START Data to process

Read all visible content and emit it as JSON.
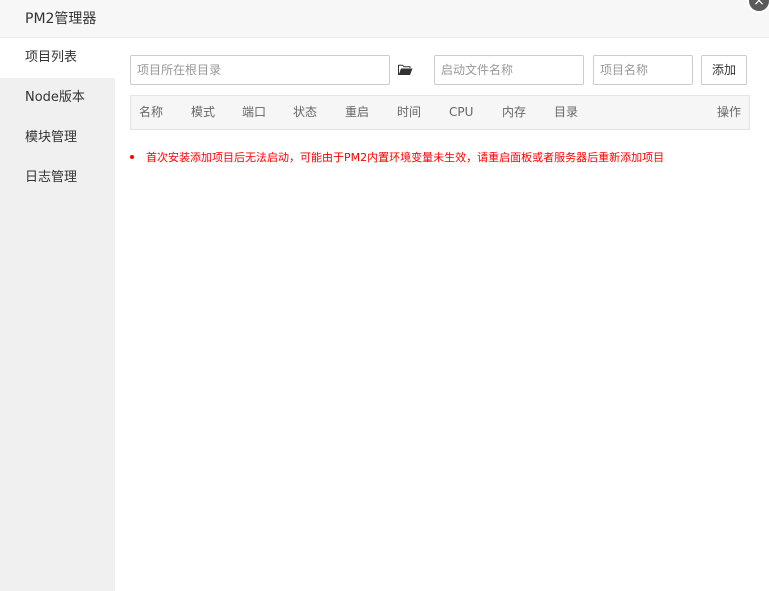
{
  "window": {
    "title": "PM2管理器",
    "close_glyph": "×"
  },
  "sidebar": {
    "items": [
      {
        "label": "项目列表",
        "active": true
      },
      {
        "label": "Node版本",
        "active": false
      },
      {
        "label": "模块管理",
        "active": false
      },
      {
        "label": "日志管理",
        "active": false
      }
    ]
  },
  "form": {
    "project_root_placeholder": "项目所在根目录",
    "startup_file_placeholder": "启动文件名称",
    "project_name_placeholder": "项目名称",
    "add_label": "添加",
    "folder_icon": "folder-open-icon"
  },
  "table": {
    "columns": [
      "名称",
      "模式",
      "端口",
      "状态",
      "重启",
      "时间",
      "CPU",
      "内存",
      "目录",
      "操作"
    ]
  },
  "notice": {
    "text": "首次安装添加项目后无法启动，可能由于PM2内置环境变量未生效，请重启面板或者服务器后重新添加项目"
  }
}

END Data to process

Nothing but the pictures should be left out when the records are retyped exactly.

**Exercise result:**
Read all visible content and emit it as JSON.
{
  "window": {
    "title": "PM2管理器",
    "close_glyph": "×"
  },
  "sidebar": {
    "items": [
      {
        "label": "项目列表",
        "active": true
      },
      {
        "label": "Node版本",
        "active": false
      },
      {
        "label": "模块管理",
        "active": false
      },
      {
        "label": "日志管理",
        "active": false
      }
    ]
  },
  "form": {
    "project_root_placeholder": "项目所在根目录",
    "startup_file_placeholder": "启动文件名称",
    "project_name_placeholder": "项目名称",
    "add_label": "添加",
    "folder_icon": "folder-open-icon"
  },
  "table": {
    "columns": [
      "名称",
      "模式",
      "端口",
      "状态",
      "重启",
      "时间",
      "CPU",
      "内存",
      "目录",
      "操作"
    ]
  },
  "notice": {
    "text": "首次安装添加项目后无法启动，可能由于PM2内置环境变量未生效，请重启面板或者服务器后重新添加项目"
  }
}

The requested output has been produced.